= REQUIRED ACTION =
Line by line, give the data again exactly as it appears, but without pictures.

BEGIN

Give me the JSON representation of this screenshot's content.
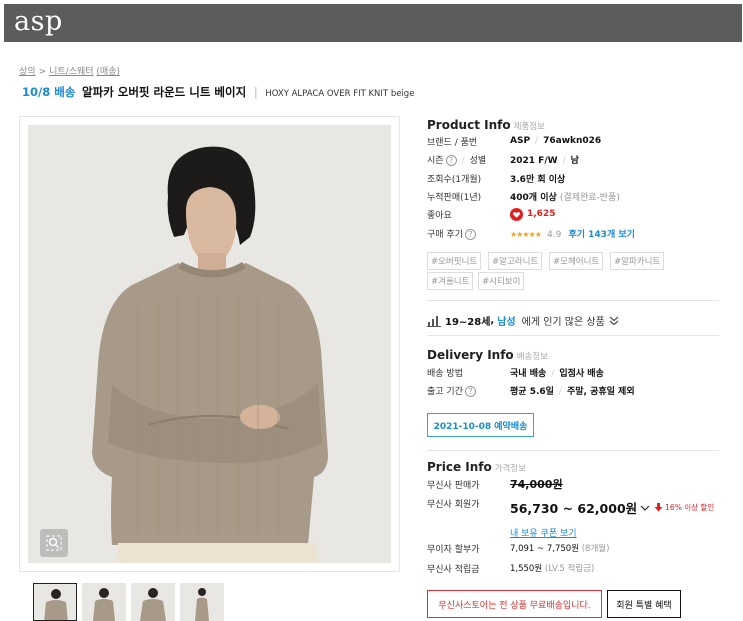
{
  "header": {
    "logo": "asp"
  },
  "breadcrumb": {
    "items": [
      "상의",
      "니트/스웨터",
      "(매송)"
    ],
    "separator": ">"
  },
  "title": {
    "delivery": "10/8 배송",
    "name": "알파카 오버핏 라운드 니트 베이지",
    "divider": "|",
    "english": "HOXY ALPACA OVER FIT KNIT beige"
  },
  "product_info": {
    "title": "Product Info",
    "subtitle": "제품정보",
    "brand_label": "브랜드 / 품번",
    "brand": "ASP",
    "code": "76awkn026",
    "season_label": "시즌",
    "gender_label": "성별",
    "season": "2021 F/W",
    "gender": "남",
    "views_label": "조회수(1개월)",
    "views": "3.6만 회 이상",
    "sales_label": "누적판매(1년)",
    "sales": "400개 이상",
    "sales_note": "(결제완료-반품)",
    "likes_label": "좋아요",
    "likes": "1,625",
    "review_label": "구매 후기",
    "stars": "★★★★★",
    "rating": "4.9",
    "review_link": "후기 143개 보기",
    "tags": [
      "#오버핏니트",
      "#알고라니트",
      "#모헤어니트",
      "#알파카니트",
      "#겨울니트",
      "#시티보이"
    ],
    "question_mark": "?",
    "slash": "/"
  },
  "popular": {
    "age": "19~28세",
    "comma": ",",
    "gender": "남성",
    "text": "에게 인기 많은 상품"
  },
  "delivery_info": {
    "title": "Delivery Info",
    "subtitle": "배송정보",
    "method_label": "배송 방법",
    "method": "국내 배송",
    "method2": "입점사 배송",
    "ship_label": "출고 기간",
    "ship": "평균 5.6일",
    "ship2": "주말, 공휴일 제외",
    "date_button": "2021-10-08 예약배송"
  },
  "price_info": {
    "title": "Price Info",
    "subtitle": "가격정보",
    "retail_label": "무신사 판매가",
    "retail": "74,000원",
    "member_label": "무신사 회원가",
    "member": "56,730 ~ 62,000원",
    "discount": "16% 이상 할인",
    "coupon_link": "내 보유 쿠폰 보기",
    "installment_label": "무이자 할부가",
    "installment": "7,091 ~ 7,750원",
    "installment_note": "(8개월)",
    "points_label": "무신사 적립금",
    "points": "1,550원",
    "points_note": "(LV.5 적립금)",
    "free_ship_button": "무신사스토어는 전 상품 무료배송입니다.",
    "member_benefit_button": "회원 특별 혜택"
  },
  "colors": {
    "accent_blue": "#1a8ad1",
    "red": "#e02020",
    "header_bg": "#5c5c5c",
    "sweater": "#a89a88"
  },
  "icons": {
    "zoom": "magnifier-icon",
    "heart": "heart-icon",
    "chart": "bar-chart-icon",
    "chevron": "double-chevron-down-icon",
    "arrow": "red-down-arrow-icon"
  }
}
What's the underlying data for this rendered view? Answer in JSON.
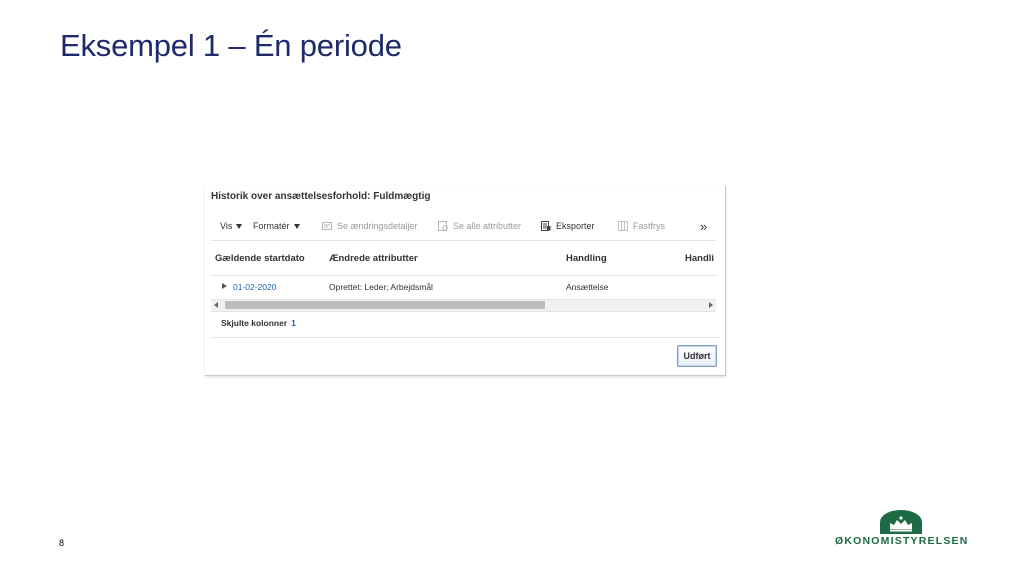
{
  "slide": {
    "title": "Eksempel 1 – Én periode",
    "page_number": "8",
    "logo_text": "ØKONOMISTYRELSEN",
    "brand_color": "#1c6b45",
    "title_color": "#1f2a6b"
  },
  "screenshot": {
    "panel_title": "Historik over ansættelsesforhold: Fuldmægtig",
    "toolbar": {
      "view_label": "Vis",
      "format_label": "Formatér",
      "change_details_label": "Se ændringsdetaljer",
      "all_attributes_label": "Se alle attributter",
      "export_label": "Eksporter",
      "freeze_label": "Fastfrys",
      "overflow_icon": "double-chevron-right-icon"
    },
    "table": {
      "columns": [
        "Gældende startdato",
        "Ændrede attributter",
        "Handling",
        "Handli"
      ],
      "rows": [
        {
          "start_date": "01-02-2020",
          "changed_attributes": "Oprettet: Leder; Arbejdsmål",
          "action": "Ansættelse"
        }
      ]
    },
    "hidden_columns_label": "Skjulte kolonner",
    "hidden_columns_count": "1",
    "done_button_label": "Udført"
  }
}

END

= RESPONSE BOX =
Give me the JSON representation of this screenshot's content.
{
  "header": {
    "logo": "asp"
  },
  "breadcrumb": {
    "items": [
      "상의",
      "니트/스웨터",
      "(매송)"
    ],
    "separator": ">"
  },
  "title": {
    "delivery": "10/8 배송",
    "name": "알파카 오버핏 라운드 니트 베이지",
    "divider": "|",
    "english": "HOXY ALPACA OVER FIT KNIT beige"
  },
  "product_info": {
    "title": "Product Info",
    "subtitle": "제품정보",
    "brand_label": "브랜드 / 품번",
    "brand": "ASP",
    "code": "76awkn026",
    "season_label": "시즌",
    "gender_label": "성별",
    "season": "2021 F/W",
    "gender": "남",
    "views_label": "조회수(1개월)",
    "views": "3.6만 회 이상",
    "sales_label": "누적판매(1년)",
    "sales": "400개 이상",
    "sales_note": "(결제완료-반품)",
    "likes_label": "좋아요",
    "likes": "1,625",
    "review_label": "구매 후기",
    "stars": "★★★★★",
    "rating": "4.9",
    "review_link": "후기 143개 보기",
    "tags": [
      "#오버핏니트",
      "#알고라니트",
      "#모헤어니트",
      "#알파카니트",
      "#겨울니트",
      "#시티보이"
    ],
    "question_mark": "?",
    "slash": "/"
  },
  "popular": {
    "age": "19~28세",
    "comma": ",",
    "gender": "남성",
    "text": "에게 인기 많은 상품"
  },
  "delivery_info": {
    "title": "Delivery Info",
    "subtitle": "배송정보",
    "method_label": "배송 방법",
    "method": "국내 배송",
    "method2": "입점사 배송",
    "ship_label": "출고 기간",
    "ship": "평균 5.6일",
    "ship2": "주말, 공휴일 제외",
    "date_button": "2021-10-08 예약배송"
  },
  "price_info": {
    "title": "Price Info",
    "subtitle": "가격정보",
    "retail_label": "무신사 판매가",
    "retail": "74,000원",
    "member_label": "무신사 회원가",
    "member": "56,730 ~ 62,000원",
    "discount": "16% 이상 할인",
    "coupon_link": "내 보유 쿠폰 보기",
    "installment_label": "무이자 할부가",
    "installment": "7,091 ~ 7,750원",
    "installment_note": "(8개월)",
    "points_label": "무신사 적립금",
    "points": "1,550원",
    "points_note": "(LV.5 적립금)",
    "free_ship_button": "무신사스토어는 전 상품 무료배송입니다.",
    "member_benefit_button": "회원 특별 혜택"
  },
  "colors": {
    "accent_blue": "#1a8ad1",
    "red": "#e02020",
    "header_bg": "#5c5c5c",
    "sweater": "#a89a88"
  },
  "icons": {
    "zoom": "magnifier-icon",
    "heart": "heart-icon",
    "chart": "bar-chart-icon",
    "chevron": "double-chevron-down-icon",
    "arrow": "red-down-arrow-icon"
  }
}
What's the underlying data for this rendered view? Answer in JSON.
{
  "slide": {
    "title": "Eksempel 1 – Én periode",
    "page_number": "8",
    "logo_text": "ØKONOMISTYRELSEN",
    "brand_color": "#1c6b45",
    "title_color": "#1f2a6b"
  },
  "screenshot": {
    "panel_title": "Historik over ansættelsesforhold: Fuldmægtig",
    "toolbar": {
      "view_label": "Vis",
      "format_label": "Formatér",
      "change_details_label": "Se ændringsdetaljer",
      "all_attributes_label": "Se alle attributter",
      "export_label": "Eksporter",
      "freeze_label": "Fastfrys",
      "overflow_icon": "double-chevron-right-icon"
    },
    "table": {
      "columns": [
        "Gældende startdato",
        "Ændrede attributter",
        "Handling",
        "Handli"
      ],
      "rows": [
        {
          "start_date": "01-02-2020",
          "changed_attributes": "Oprettet: Leder; Arbejdsmål",
          "action": "Ansættelse"
        }
      ]
    },
    "hidden_columns_label": "Skjulte kolonner",
    "hidden_columns_count": "1",
    "done_button_label": "Udført"
  }
}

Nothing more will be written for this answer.